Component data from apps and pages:
▬▬▬

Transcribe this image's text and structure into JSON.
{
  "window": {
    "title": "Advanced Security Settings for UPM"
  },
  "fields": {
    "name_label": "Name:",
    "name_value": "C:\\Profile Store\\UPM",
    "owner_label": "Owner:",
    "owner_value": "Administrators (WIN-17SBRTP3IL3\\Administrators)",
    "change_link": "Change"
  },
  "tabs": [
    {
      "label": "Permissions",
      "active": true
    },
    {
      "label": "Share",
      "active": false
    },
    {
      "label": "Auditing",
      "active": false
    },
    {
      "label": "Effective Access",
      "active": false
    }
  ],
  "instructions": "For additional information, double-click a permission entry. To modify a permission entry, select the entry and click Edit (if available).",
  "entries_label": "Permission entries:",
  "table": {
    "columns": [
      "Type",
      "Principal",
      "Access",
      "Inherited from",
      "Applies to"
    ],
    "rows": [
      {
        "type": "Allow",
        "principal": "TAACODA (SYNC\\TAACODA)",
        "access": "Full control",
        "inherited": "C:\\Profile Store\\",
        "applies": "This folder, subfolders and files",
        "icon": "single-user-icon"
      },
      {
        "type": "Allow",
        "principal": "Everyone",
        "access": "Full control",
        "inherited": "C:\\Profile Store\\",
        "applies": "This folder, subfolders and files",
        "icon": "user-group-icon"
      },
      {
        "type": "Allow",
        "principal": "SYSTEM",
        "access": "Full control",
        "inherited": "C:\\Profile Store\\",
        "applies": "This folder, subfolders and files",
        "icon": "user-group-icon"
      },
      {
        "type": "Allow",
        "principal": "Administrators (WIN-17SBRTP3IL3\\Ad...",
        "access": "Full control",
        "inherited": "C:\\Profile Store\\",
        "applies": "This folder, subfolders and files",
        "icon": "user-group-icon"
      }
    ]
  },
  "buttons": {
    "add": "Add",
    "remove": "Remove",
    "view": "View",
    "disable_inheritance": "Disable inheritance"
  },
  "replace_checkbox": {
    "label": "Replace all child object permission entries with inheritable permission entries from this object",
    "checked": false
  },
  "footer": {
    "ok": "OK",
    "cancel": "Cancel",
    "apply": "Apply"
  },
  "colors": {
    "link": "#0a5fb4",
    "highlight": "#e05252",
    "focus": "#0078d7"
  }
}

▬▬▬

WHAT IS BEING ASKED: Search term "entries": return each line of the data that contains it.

EXERCISE OUTPUT:
  "entries_label": "Permission entries:",
    "label": "Replace all child object permission entries with inheritable permission entries from this object",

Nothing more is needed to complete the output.